Here, we take a look at some key things to consider on the topic.
What is Digital Transformation?
A quick google search on digital transformation will present countless articles explaining how tired, outdated organisational activities, processes and ways of working can be improved by drawing on the power of new technologies. But the promise of a digital future offers greater benefits than simply improving organisational efficiency: the digital revolution is changing society and changing lives.
“Digital transformation isn’t just about business changing, it is about how technology is driving disruption across all industries and, – essentially – reshaping the world in which we live,” claims James Butler Chief Technology Officer at Trustmarque.
While many organisations and businesses may be the ones driving the digital agenda, it is no doubt having an unprecedented consequential effect on our wider society. Smart homes, artificial intelligence, and automated vehicles are all having significant impact at all levels of society, from changing individual lives to driving new growth in the global economy.
While the promise and opportunity is huge, success is not guaranteed. The critical decision that now faces organisations is not how to adopt digital technologies, but how to position the organisation to best exploit them.
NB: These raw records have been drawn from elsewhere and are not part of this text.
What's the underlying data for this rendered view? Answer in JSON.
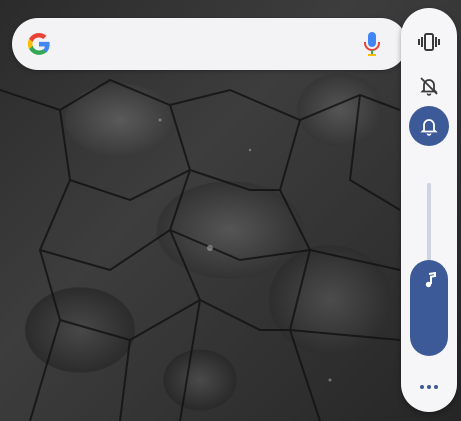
{
  "search": {
    "logo_icon": "google-g-icon",
    "mic_icon": "microphone-icon"
  },
  "volume_panel": {
    "modes": [
      {
        "name": "vibrate",
        "icon": "vibrate-icon",
        "selected": false
      },
      {
        "name": "mute",
        "icon": "bell-off-icon",
        "selected": false
      },
      {
        "name": "ring",
        "icon": "bell-icon",
        "selected": true
      }
    ],
    "slider_icon": "music-note-icon",
    "more_icon": "more-horizontal-icon"
  },
  "colors": {
    "accent": "#3d5a98",
    "panel_bg": "#f6f6f8",
    "search_bg": "#f3f3f5"
  }
}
A fusion of old methodologies with new technologies
IT departments generally fall into two broad categories when it comes to their role in digital transformation;
- Instigators / Innovators – These are the IT teams driving the digital agenda. They are responsible for defining the strategy and the long-term digital roadmap, testing new technologies. They often have sizeable IT budgets and free reign and will sell the digital vision into their senior stakeholders across the business. Subsequently they enable the business to change and transform.
- Implementers / Enablers – These are the more “traditional” IT teams who manage legacy ways of working and are often driven by others’ decisions. However, while they ultimately manage business as usual, they also need to enable change projects and must consider how to free up the budget to be more reactive. Digital Transformation is typically more focused on automating processes and streamlining infrastructure.
James says there are many choices and challenges to consider depending on which category an IT team falls within. “How do they cope with their position? What do they need to differently? How do they evolve their thinking? The strategies may be different for each, but the need for critical thinking in all scenarios is common,” he adds.
“There are also many opportunities for the ways of old and new to overlap. There is a significant role for old world IT within digital transformation. You need to modernise to prepare for the new world and your existing infrastructure could act as a sound stepping-stone. It’s about making previous investments useful and relevant before jumping into the unknown”.
Critical thinking for complex challenges
“Digital thinking for digital transformation is hard,” says Nathan Kitchen Head of Online Innovation, Trustmarque.
“While new services and technologies are being created at an astonishing rate, one of the key challenges this presents for many organisations is simultaneously developing the mindset, culture, and practices required to leverage them.”
Not only do organisations need to invest in significant skills development from the ground up in order to empower all users to get the best use out of new technologies, they must also transform the way the organisation solves problems.
At XPO, Nathan will be deep diving into the “digital thinking”, a critical success factor for digital transformation which explains how thought leaders can drive organisational change, learning culture, and ultimately, effective transformation.